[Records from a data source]
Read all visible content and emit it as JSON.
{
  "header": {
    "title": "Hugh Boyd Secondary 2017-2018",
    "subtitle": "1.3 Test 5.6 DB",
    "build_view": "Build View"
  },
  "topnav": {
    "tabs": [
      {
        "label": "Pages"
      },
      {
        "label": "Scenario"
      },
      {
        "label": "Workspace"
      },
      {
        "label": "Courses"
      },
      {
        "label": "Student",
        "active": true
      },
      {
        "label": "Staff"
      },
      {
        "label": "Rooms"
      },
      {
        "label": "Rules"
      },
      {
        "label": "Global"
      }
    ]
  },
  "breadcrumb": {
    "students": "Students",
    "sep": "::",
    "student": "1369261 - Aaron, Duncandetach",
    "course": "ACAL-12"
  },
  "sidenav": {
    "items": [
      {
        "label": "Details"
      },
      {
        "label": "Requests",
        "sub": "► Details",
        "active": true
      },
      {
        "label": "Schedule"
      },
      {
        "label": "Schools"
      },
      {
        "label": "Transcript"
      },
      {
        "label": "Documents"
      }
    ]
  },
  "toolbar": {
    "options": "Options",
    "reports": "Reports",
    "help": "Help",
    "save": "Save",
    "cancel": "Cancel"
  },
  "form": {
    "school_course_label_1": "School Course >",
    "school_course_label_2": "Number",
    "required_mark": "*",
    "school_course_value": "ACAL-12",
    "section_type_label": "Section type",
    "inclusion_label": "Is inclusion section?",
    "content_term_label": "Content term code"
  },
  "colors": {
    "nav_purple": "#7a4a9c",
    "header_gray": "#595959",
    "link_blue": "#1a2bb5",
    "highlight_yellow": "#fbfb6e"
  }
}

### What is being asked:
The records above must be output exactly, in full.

### Result of this exercise:
Read all visible content and emit it as JSON.
{
  "header": {
    "title": "Hugh Boyd Secondary 2017-2018",
    "subtitle": "1.3 Test 5.6 DB",
    "build_view": "Build View"
  },
  "topnav": {
    "tabs": [
      {
        "label": "Pages"
      },
      {
        "label": "Scenario"
      },
      {
        "label": "Workspace"
      },
      {
        "label": "Courses"
      },
      {
        "label": "Student",
        "active": true
      },
      {
        "label": "Staff"
      },
      {
        "label": "Rooms"
      },
      {
        "label": "Rules"
      },
      {
        "label": "Global"
      }
    ]
  },
  "breadcrumb": {
    "students": "Students",
    "sep": "::",
    "student": "1369261 - Aaron, Duncandetach",
    "course": "ACAL-12"
  },
  "sidenav": {
    "items": [
      {
        "label": "Details"
      },
      {
        "label": "Requests",
        "sub": "► Details",
        "active": true
      },
      {
        "label": "Schedule"
      },
      {
        "label": "Schools"
      },
      {
        "label": "Transcript"
      },
      {
        "label": "Documents"
      }
    ]
  },
  "toolbar": {
    "options": "Options",
    "reports": "Reports",
    "help": "Help",
    "save": "Save",
    "cancel": "Cancel"
  },
  "form": {
    "school_course_label_1": "School Course >",
    "school_course_label_2": "Number",
    "required_mark": "*",
    "school_course_value": "ACAL-12",
    "section_type_label": "Section type",
    "inclusion_label": "Is inclusion section?",
    "content_term_label": "Content term code"
  },
  "colors": {
    "nav_purple": "#7a4a9c",
    "header_gray": "#595959",
    "link_blue": "#1a2bb5",
    "highlight_yellow": "#fbfb6e"
  }
}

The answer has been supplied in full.